### Records provided

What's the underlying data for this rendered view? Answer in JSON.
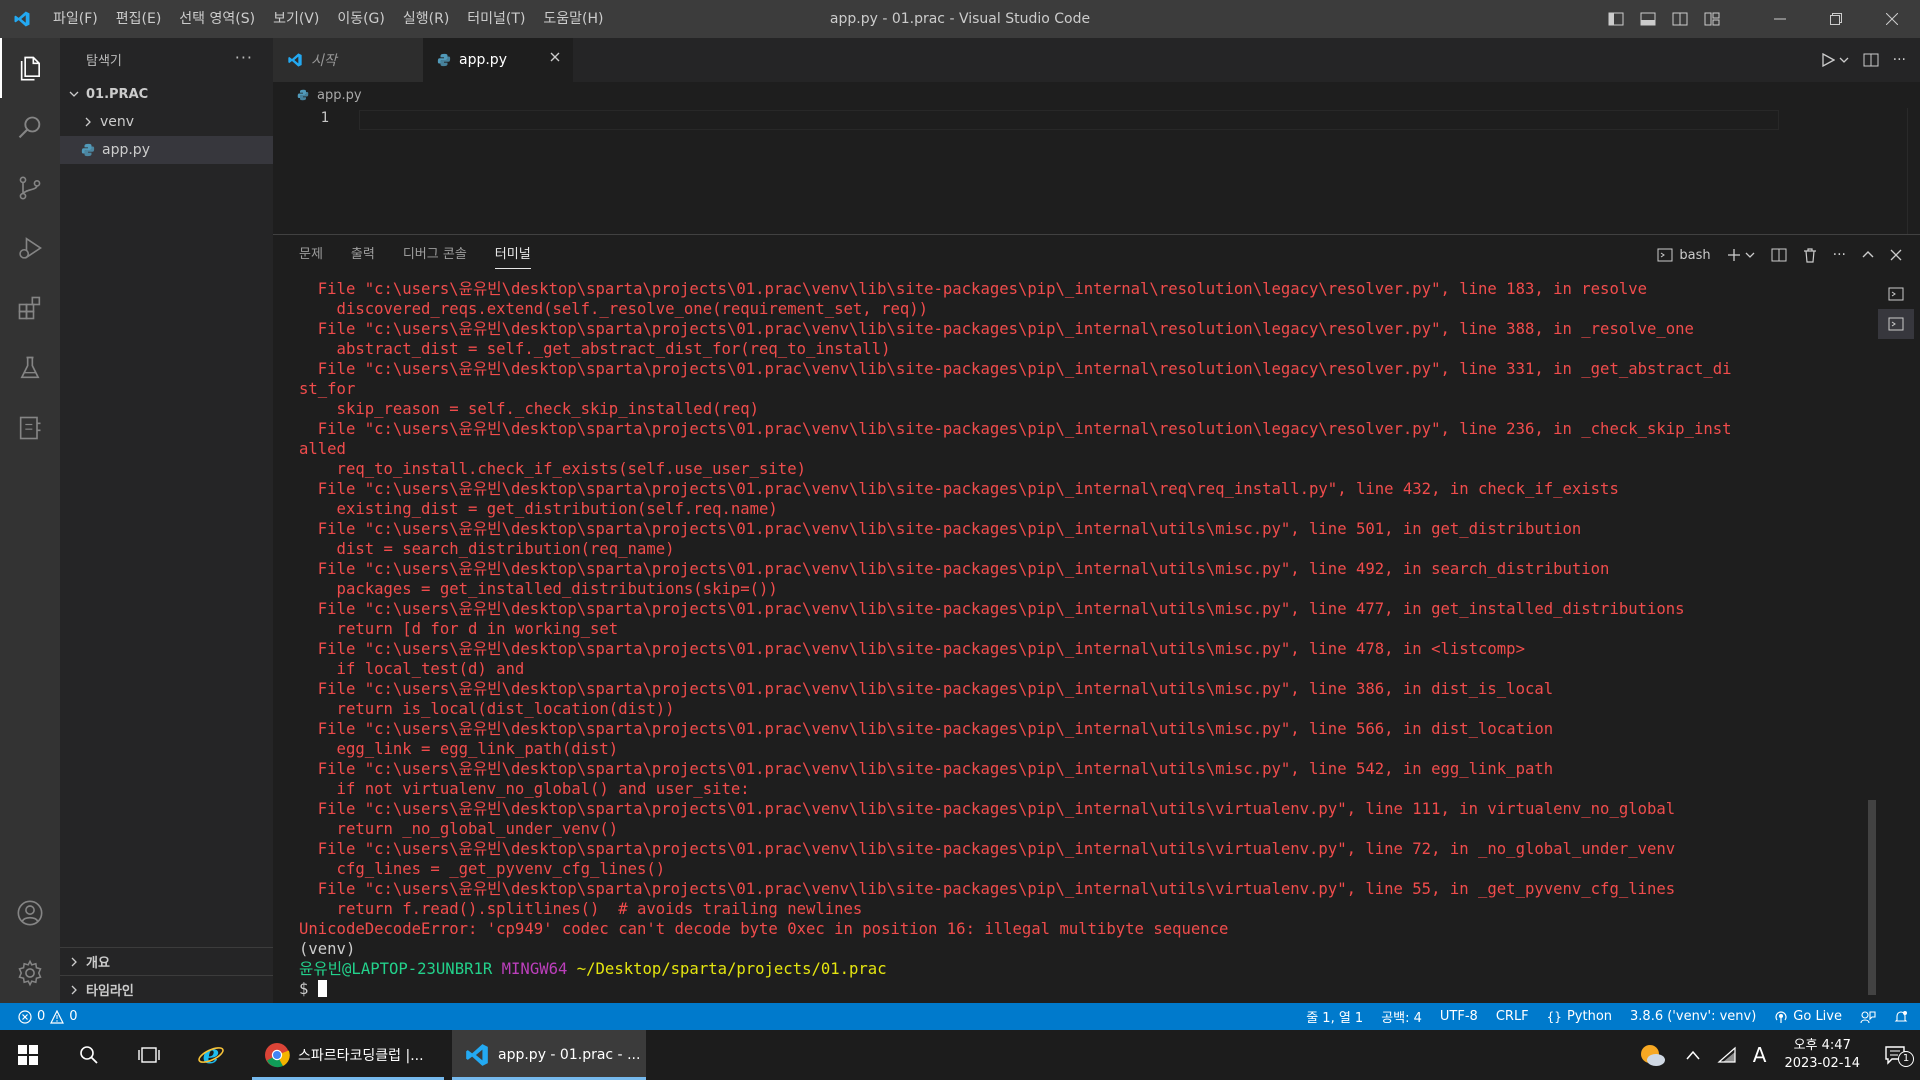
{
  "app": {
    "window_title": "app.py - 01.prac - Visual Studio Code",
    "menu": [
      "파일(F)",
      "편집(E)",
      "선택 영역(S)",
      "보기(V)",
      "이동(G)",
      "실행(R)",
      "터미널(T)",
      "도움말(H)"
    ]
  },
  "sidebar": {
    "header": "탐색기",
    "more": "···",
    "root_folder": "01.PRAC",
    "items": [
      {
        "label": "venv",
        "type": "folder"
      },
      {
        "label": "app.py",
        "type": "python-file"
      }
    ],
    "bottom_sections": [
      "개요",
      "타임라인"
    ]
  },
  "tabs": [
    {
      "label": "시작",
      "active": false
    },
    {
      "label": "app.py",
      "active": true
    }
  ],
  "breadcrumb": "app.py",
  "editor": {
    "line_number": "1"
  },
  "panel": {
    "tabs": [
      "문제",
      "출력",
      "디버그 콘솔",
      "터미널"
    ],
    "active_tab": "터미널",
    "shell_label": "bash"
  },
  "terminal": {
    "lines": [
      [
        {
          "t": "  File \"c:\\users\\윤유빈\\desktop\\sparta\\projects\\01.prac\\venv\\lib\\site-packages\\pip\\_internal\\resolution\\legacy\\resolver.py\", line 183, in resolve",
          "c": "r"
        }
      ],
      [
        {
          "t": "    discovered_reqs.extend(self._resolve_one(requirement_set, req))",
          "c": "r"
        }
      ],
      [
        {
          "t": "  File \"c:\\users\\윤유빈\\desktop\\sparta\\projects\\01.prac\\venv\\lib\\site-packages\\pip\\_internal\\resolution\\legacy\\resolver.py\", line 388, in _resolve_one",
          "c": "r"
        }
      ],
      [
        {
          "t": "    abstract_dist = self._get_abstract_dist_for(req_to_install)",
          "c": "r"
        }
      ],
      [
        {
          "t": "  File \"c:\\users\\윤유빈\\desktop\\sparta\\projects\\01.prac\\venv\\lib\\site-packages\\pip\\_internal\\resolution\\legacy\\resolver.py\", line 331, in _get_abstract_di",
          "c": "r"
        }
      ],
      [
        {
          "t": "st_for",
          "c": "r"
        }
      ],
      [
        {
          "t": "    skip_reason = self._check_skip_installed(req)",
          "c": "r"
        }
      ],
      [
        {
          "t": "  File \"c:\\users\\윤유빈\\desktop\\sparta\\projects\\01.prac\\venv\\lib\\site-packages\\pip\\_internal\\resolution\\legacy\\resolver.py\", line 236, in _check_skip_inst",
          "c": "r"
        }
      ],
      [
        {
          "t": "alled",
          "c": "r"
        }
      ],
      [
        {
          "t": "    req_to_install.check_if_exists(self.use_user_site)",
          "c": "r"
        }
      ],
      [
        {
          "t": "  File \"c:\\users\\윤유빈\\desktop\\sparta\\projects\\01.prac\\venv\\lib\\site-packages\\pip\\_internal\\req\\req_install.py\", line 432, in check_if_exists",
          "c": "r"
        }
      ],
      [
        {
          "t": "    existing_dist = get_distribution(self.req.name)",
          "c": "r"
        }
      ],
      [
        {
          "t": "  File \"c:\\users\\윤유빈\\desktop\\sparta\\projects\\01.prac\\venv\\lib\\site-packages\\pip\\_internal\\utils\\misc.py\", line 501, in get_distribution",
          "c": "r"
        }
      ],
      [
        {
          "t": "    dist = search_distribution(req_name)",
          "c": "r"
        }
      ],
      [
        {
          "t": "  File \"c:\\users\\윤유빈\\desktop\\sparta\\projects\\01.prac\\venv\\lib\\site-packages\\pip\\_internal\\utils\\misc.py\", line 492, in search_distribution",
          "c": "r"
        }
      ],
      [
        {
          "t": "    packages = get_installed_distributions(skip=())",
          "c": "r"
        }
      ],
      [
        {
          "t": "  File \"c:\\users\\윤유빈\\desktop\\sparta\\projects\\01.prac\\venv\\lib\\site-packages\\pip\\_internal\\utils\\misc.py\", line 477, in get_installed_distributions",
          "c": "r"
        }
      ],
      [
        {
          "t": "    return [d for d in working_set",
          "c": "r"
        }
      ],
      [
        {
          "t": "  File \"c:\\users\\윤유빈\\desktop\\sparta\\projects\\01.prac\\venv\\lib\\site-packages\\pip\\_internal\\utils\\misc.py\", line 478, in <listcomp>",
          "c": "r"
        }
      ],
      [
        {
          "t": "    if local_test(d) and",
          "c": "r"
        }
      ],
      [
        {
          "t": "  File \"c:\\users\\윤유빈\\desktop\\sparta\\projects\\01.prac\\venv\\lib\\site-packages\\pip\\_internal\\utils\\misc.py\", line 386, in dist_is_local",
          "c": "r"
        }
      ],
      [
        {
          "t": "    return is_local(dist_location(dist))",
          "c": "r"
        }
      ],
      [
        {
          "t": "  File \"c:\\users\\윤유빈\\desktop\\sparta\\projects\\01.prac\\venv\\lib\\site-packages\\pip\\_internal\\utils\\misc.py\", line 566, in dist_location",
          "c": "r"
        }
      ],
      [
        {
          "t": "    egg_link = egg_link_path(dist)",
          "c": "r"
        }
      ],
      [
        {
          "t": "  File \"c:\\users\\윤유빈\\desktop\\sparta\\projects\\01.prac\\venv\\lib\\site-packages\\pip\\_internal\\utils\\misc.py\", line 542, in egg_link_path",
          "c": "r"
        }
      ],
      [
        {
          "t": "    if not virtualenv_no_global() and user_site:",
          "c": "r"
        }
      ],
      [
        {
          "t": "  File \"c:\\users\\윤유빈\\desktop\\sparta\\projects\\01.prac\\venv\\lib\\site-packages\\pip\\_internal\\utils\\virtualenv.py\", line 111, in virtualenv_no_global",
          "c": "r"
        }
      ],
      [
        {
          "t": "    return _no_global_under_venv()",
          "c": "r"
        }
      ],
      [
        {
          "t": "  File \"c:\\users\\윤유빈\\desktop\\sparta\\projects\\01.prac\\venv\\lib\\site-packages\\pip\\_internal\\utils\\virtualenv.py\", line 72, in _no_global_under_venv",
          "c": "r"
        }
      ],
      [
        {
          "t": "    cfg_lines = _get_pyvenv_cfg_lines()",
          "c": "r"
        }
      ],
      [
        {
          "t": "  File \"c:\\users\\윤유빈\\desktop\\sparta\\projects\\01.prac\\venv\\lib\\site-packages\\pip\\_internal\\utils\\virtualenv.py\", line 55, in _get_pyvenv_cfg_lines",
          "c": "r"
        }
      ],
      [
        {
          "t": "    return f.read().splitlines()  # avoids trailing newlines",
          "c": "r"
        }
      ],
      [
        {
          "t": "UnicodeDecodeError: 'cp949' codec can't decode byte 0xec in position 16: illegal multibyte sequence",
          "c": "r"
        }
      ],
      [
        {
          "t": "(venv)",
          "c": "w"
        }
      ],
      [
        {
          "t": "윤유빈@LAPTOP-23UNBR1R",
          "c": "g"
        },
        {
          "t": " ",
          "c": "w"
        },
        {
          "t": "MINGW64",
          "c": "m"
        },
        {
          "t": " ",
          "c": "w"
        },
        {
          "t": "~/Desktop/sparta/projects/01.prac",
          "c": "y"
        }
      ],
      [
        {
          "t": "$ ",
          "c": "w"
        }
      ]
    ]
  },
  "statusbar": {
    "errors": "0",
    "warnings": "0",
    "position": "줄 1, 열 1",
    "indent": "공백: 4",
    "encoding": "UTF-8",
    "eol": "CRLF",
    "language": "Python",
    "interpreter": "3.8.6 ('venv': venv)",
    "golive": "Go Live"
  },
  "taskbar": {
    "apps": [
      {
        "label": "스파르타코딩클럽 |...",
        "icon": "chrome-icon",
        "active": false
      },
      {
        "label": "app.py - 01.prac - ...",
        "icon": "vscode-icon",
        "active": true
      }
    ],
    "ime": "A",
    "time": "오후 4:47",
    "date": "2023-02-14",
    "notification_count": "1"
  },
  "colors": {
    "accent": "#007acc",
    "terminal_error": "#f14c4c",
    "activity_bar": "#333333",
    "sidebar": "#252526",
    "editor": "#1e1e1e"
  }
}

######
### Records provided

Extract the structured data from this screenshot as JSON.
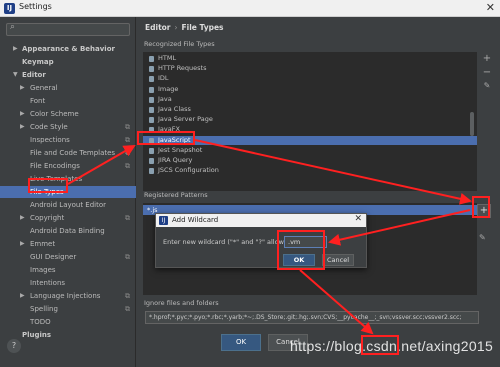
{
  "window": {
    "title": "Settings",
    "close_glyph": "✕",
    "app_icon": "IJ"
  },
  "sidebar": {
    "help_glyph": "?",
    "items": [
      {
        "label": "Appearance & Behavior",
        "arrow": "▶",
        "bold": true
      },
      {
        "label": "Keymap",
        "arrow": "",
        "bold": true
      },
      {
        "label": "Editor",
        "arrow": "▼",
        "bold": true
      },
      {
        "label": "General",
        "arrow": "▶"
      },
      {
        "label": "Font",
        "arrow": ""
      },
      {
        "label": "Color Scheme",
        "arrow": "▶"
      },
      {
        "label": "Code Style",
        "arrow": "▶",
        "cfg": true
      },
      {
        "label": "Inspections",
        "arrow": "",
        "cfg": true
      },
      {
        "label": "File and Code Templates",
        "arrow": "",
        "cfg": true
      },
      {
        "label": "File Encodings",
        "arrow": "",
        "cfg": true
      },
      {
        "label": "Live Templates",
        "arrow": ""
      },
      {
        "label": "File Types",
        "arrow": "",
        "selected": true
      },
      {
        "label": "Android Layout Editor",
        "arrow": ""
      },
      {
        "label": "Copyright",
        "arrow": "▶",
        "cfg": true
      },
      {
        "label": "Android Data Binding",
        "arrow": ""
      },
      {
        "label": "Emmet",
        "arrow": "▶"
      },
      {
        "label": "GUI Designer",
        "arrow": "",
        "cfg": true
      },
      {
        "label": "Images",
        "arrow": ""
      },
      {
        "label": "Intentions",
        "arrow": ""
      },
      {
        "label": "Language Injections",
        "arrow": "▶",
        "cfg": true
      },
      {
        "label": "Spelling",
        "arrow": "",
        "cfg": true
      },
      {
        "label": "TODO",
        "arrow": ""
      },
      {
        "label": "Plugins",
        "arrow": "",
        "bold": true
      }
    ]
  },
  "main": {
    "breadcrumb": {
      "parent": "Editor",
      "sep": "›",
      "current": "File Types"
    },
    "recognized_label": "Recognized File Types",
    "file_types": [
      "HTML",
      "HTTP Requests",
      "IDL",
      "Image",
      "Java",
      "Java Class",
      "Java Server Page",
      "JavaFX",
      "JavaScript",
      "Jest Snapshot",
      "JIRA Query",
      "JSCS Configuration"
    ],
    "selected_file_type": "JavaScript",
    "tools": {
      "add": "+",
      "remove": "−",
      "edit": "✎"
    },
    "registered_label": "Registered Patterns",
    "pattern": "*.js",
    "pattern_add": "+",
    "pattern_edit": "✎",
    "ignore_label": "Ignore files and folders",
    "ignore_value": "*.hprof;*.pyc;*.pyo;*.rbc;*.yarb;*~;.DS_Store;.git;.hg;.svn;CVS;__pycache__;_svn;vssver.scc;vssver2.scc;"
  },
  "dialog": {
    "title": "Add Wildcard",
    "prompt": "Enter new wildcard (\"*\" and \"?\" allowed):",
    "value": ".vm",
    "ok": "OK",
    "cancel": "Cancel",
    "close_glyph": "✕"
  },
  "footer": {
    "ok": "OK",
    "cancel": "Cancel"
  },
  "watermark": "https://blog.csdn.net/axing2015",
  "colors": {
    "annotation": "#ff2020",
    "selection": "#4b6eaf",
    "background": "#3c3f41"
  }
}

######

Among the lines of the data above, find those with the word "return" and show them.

          "t": "    return [d for d in working_set",
          "t": "    return is_local(dist_location(dist))",
          "t": "    return _no_global_under_venv()",
          "t": "    return f.read().splitlines()  # avoids trailing newlines",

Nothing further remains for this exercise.